The chief’s total composite score in the review was 3.08.
Police Commission members gave Chief Kehoe the highest marks in the areas of financial management and professional development.
Concerning financial management, the chief received an average score of 3.7. He received a perfect score of 4 for his budgetmaking abilities, with dual 3.6 scores in the area of using financial information effectively and also in the areas of financial decisionmaking, cost reduction, and involving subordinate officers in financial management.
Concerning professional development, Chief Kehoe received an average score of 3.7. The chief received a perfect score of 4 for representing the police department in a professional manner and creating and maintaining good working relationships with town boards and agencies. Police Commission members gave him 3.4 score for identifying opportunities to enhance external relations.
In the category of leadership, the chief received an overall grade of 3.13. Five subgrades ranged from a high of 3.6 for managing time and meeting deadlines to a low of 2.5 for acting as a role model for patrol officers and supervisory staff and setting a good leadership example.
In the area of communication, Chief Kehoe received an overall grade of 2.9. Among those subscores, the highest was 3.6 for clear and succinct writing and the lowest was 2.5 for persuasively and clearly communicating new ideas, assigning work clearly, and communicating all that is expected.
Concerning initiative, Chief Kehoe received an overall score of 2.83. The highest subscore in that area was a 3 for orchestrating multiple activities and the lowest score was 2.7 for developing and implementing new ideas, strategies, and approaches.
In the community service category, the chief received an overall score of 2.74. The highest subscore of 3.2 was given in the area of providing high quality service to the community which meets the needs and requirements of a diverse population.

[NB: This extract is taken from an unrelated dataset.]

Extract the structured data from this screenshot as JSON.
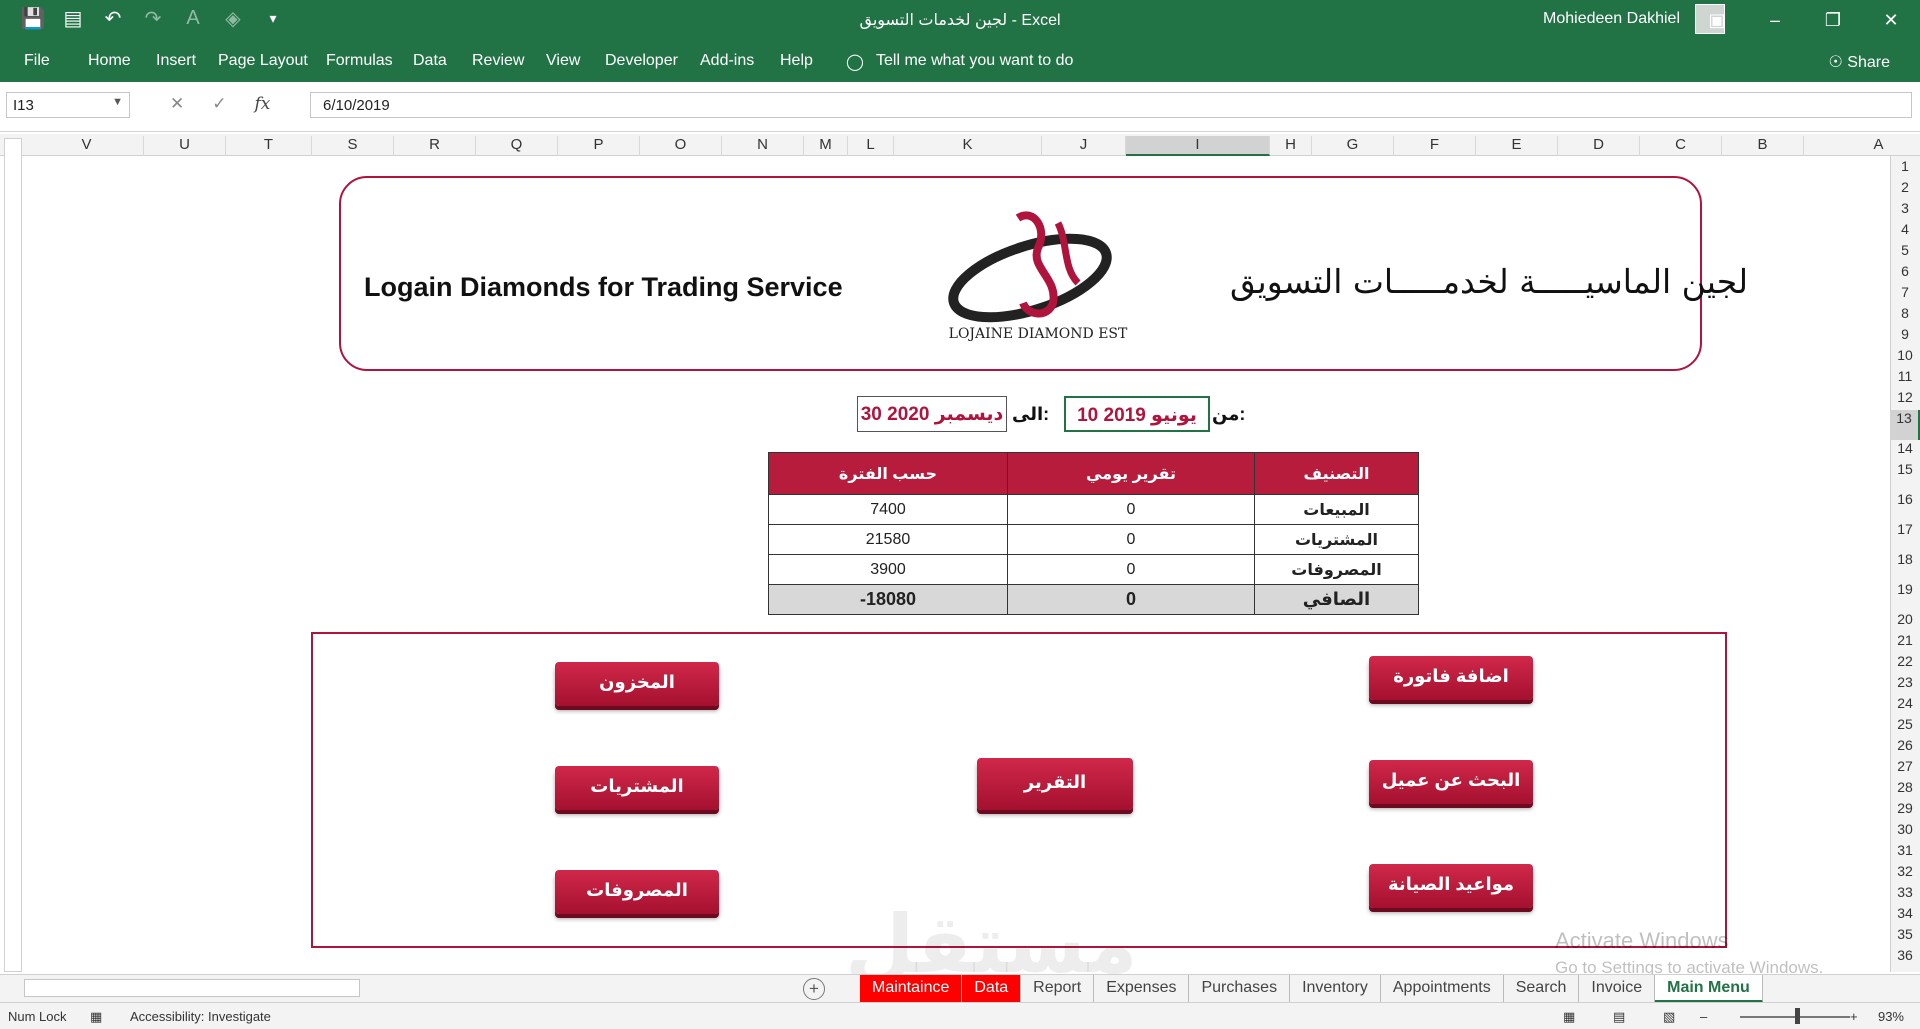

The lowest subscore was 2.3 concerning working to gain the trust and respect of fellow officers and the community through active involvement in community organizations.

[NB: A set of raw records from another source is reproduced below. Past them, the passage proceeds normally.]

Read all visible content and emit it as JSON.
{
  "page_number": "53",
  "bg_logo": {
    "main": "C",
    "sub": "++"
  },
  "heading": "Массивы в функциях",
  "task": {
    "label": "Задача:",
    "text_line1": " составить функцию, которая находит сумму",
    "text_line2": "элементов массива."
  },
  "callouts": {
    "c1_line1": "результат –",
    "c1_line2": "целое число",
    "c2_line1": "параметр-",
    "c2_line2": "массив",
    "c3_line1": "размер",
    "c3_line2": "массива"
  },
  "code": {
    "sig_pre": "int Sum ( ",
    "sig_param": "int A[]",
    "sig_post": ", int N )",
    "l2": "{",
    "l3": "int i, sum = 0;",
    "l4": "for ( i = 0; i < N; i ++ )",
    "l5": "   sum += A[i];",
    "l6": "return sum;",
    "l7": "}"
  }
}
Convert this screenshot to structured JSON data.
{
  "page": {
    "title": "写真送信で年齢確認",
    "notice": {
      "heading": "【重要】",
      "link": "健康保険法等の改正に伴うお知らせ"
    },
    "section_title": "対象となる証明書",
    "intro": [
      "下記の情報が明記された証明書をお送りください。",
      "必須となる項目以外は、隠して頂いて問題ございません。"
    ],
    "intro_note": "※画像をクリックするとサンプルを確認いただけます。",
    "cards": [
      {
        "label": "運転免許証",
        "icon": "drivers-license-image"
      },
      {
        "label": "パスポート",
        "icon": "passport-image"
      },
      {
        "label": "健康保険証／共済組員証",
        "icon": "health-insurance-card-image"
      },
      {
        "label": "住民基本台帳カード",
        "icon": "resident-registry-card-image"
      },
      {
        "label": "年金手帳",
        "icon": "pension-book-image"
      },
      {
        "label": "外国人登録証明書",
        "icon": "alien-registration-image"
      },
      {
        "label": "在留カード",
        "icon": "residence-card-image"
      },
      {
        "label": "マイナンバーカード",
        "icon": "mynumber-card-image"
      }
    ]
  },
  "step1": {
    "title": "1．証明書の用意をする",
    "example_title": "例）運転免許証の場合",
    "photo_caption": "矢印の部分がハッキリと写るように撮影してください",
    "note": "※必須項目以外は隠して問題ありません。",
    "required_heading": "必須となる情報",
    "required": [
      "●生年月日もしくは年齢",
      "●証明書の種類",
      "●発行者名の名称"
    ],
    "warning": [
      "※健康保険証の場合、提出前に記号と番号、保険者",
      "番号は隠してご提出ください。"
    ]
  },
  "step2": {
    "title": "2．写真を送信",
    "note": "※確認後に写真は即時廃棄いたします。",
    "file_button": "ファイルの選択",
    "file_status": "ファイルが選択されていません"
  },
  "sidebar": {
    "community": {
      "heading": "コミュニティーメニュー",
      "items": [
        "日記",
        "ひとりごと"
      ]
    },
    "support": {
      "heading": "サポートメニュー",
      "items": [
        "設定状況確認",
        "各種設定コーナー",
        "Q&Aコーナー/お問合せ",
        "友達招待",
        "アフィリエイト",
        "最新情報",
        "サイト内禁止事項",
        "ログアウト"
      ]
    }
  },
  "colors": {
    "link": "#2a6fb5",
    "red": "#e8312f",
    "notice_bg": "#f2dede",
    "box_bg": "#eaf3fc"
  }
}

In the area of people management, the chief received an overall score of 2.6. The highest subscore in that area was 3, covering setting performance objectives and goals and monitoring progress. The lowest score of 2.4 came in the areas of organizing, utilizing, directing and coaching subordinates, and also in providing timely and appropriate performance feedback to develop employees.
Beyond the quantified section of the evaluation, the Police Commission offered some commentary.
“Clearly, the chief’s performance shows good achievements with areas that need to be and can be improved,” it states.
“The commission’s evaluation has been influenced significantly by the findings of the Dr [James] McCabe ‘Employee Diagnostic’ report dated February, 2012. The report, which outlined and reported on significant employee uneasiness and dissatisfaction with the command of the agency, outlined areas of improvement that can be addressed in order to alleviate areas of concern. Chief Kehoe’s response to the report and recommendations has been noted as being very positive and constructive, when it could very easily have been defensive and argumentative,” the commentary states.
The commentary adds that Chief Kehoe has taken the initiative to implement corrective measures and a procedures to achieve the McCabe report’s thrust.
The commission notes that its evaluation of the police chief shows a need for him to interact in a more personal and helpful manner with his organization, while still maintaining the command structure and behavior necessary in a quasi-military unit.
“All in all, the commission feels that Chief Kehoe has performed quite well, and recognizes…that there are a few areas that with concentration and perseverance can be improved,” according to the Police Commission.
Commission members added that they discussed with First Selectman Pat Llodra her opinion of the chief’s performance, noting that she values communications, accessibility, and responsiveness, adding that she believes that the chief excels in those qualities.
For calendar 2013, the Police Commission recommends some performance goals for Chief Kehoe.
Generally, these include: make efforts to improve employee-management relations and make efforts to provide more positive work outcomes for staff members.
Following a free study that he performed in 2012 at the request of the Police Commission, James E. McCabe, PhD, a criminal justice professor, found that improving communications among rank-and-file police officers, the police chief, and the Police Commission is the best way to address low morale among the rank-and-file police membership.
Dr McCabe is an assistant professor in the criminal justice department at Sacred Heart University in Fairfield. Dr McCabe served in the New York City Police Department for 21 years, retiring at the rank of inspector.
Dr McCabe has told Police Commission members that the police department has an “outstanding group of men and women who are looking to do a good job.”